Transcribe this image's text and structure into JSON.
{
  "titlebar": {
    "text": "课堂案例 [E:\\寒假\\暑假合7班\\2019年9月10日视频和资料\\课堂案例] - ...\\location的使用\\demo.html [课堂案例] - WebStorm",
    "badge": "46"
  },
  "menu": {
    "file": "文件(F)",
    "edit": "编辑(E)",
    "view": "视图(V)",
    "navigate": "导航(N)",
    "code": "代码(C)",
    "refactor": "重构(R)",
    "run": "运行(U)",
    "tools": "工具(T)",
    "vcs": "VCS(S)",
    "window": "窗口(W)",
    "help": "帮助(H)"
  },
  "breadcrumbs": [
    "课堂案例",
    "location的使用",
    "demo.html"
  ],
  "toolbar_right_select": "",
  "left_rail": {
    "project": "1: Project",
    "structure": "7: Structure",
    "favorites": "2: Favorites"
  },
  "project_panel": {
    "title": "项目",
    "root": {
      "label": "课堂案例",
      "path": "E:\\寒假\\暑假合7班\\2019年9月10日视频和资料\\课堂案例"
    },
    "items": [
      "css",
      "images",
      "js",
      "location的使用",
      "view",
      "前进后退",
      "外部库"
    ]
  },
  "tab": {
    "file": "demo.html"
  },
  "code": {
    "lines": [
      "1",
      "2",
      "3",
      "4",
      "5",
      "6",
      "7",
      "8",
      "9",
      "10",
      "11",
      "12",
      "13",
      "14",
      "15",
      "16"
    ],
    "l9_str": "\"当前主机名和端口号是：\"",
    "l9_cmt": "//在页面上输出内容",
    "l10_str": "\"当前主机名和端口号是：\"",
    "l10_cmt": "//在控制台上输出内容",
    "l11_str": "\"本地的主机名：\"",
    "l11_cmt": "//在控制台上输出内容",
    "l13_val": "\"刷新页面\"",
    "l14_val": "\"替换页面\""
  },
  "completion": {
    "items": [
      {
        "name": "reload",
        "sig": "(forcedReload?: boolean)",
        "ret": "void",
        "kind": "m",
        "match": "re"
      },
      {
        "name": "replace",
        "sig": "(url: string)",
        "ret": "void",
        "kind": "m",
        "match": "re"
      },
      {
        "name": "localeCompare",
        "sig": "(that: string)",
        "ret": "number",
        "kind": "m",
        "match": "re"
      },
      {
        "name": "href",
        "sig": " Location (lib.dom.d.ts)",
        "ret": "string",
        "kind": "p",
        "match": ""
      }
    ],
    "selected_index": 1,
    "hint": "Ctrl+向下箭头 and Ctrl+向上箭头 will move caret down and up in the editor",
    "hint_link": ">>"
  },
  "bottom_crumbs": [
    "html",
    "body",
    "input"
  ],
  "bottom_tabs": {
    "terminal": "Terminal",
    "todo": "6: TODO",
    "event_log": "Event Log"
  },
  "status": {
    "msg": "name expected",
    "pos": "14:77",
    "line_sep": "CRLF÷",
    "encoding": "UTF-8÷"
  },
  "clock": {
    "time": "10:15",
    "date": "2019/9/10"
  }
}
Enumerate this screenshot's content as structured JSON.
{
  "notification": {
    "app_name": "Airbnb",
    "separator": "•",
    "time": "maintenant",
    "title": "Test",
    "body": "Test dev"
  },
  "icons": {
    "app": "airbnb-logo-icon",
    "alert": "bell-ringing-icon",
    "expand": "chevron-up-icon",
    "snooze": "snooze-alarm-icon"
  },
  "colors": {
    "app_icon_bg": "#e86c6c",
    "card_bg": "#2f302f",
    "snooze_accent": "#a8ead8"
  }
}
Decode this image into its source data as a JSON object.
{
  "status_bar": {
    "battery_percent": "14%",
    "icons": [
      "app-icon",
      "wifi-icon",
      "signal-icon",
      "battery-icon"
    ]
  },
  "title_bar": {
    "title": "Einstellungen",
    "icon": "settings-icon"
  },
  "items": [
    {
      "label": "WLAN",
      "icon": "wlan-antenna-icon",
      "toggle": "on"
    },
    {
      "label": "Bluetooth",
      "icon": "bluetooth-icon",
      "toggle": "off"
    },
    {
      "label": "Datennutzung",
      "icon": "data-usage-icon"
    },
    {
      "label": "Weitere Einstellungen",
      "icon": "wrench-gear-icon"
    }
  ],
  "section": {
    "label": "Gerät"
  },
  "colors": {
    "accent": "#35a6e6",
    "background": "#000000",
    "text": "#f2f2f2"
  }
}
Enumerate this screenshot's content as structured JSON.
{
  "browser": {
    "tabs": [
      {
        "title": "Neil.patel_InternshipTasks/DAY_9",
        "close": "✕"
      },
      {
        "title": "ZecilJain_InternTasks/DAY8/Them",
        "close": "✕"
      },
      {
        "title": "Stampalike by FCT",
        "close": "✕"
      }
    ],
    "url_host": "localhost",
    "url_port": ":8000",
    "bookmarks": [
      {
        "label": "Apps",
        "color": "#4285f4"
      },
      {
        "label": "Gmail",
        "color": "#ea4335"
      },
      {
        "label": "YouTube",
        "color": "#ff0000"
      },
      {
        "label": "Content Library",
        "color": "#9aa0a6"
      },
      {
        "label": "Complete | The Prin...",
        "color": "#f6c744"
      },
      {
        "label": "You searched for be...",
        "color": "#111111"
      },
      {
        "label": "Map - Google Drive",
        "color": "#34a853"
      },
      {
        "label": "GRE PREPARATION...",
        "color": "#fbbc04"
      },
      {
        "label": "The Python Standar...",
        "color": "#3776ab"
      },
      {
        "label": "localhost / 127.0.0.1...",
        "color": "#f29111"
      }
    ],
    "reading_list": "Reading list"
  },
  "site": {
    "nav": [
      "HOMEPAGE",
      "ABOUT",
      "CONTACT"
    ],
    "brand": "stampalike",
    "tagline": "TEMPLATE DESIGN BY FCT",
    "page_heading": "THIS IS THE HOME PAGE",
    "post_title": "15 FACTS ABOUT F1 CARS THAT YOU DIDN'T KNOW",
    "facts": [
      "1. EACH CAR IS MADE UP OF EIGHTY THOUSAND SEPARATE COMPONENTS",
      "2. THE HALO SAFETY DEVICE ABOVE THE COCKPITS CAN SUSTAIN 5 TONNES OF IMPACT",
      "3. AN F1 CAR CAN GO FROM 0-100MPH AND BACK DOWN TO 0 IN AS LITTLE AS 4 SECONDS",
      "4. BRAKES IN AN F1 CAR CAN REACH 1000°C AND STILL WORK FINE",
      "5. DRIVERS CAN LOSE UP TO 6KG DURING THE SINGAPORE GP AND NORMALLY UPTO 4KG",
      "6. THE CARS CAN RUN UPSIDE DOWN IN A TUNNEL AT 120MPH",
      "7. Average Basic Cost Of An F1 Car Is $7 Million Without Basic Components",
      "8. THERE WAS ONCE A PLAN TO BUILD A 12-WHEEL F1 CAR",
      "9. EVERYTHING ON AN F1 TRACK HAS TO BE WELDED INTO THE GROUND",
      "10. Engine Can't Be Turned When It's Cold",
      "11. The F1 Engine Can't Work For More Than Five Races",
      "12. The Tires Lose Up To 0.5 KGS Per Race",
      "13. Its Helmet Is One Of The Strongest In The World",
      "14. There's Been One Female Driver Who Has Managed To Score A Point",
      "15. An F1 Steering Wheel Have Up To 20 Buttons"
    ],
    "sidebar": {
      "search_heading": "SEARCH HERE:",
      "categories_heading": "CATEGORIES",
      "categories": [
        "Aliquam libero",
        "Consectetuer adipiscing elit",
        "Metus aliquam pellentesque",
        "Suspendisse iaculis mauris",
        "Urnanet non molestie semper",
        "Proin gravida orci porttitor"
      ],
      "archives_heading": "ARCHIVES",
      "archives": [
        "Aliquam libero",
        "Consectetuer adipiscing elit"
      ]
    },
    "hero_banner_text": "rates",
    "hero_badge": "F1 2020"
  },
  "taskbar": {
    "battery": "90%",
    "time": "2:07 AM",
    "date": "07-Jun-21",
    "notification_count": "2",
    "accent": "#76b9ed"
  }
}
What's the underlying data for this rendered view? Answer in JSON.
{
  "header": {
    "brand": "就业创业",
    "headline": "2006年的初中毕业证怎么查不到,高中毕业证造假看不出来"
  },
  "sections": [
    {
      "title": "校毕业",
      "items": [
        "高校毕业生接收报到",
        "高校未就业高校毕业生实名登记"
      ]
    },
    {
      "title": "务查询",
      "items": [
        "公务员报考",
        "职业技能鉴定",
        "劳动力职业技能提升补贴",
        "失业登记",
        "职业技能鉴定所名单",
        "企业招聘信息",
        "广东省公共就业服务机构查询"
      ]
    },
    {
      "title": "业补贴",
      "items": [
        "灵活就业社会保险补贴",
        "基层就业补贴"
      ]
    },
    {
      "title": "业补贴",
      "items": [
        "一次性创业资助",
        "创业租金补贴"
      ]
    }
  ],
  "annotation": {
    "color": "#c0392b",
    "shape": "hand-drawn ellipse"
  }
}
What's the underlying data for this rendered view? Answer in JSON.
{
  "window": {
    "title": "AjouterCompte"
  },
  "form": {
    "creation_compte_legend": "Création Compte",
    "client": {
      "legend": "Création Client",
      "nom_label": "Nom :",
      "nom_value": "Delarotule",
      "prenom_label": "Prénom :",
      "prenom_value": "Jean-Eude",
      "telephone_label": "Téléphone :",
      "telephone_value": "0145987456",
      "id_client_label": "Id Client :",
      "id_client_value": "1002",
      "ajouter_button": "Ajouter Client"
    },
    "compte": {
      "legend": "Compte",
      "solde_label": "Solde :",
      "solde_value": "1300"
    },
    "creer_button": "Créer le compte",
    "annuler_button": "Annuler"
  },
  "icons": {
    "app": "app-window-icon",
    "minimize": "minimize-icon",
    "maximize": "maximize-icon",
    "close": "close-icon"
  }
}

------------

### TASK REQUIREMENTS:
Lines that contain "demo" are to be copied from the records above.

### FINISHED EXERCISE:
    "text": "课堂案例 [E:\\寒假\\暑假合7班\\2019年9月10日视频和资料\\课堂案例] - ...\\location的使用\\demo.html [课堂案例] - WebStorm",
    "demo.html"
    "file": "demo.html"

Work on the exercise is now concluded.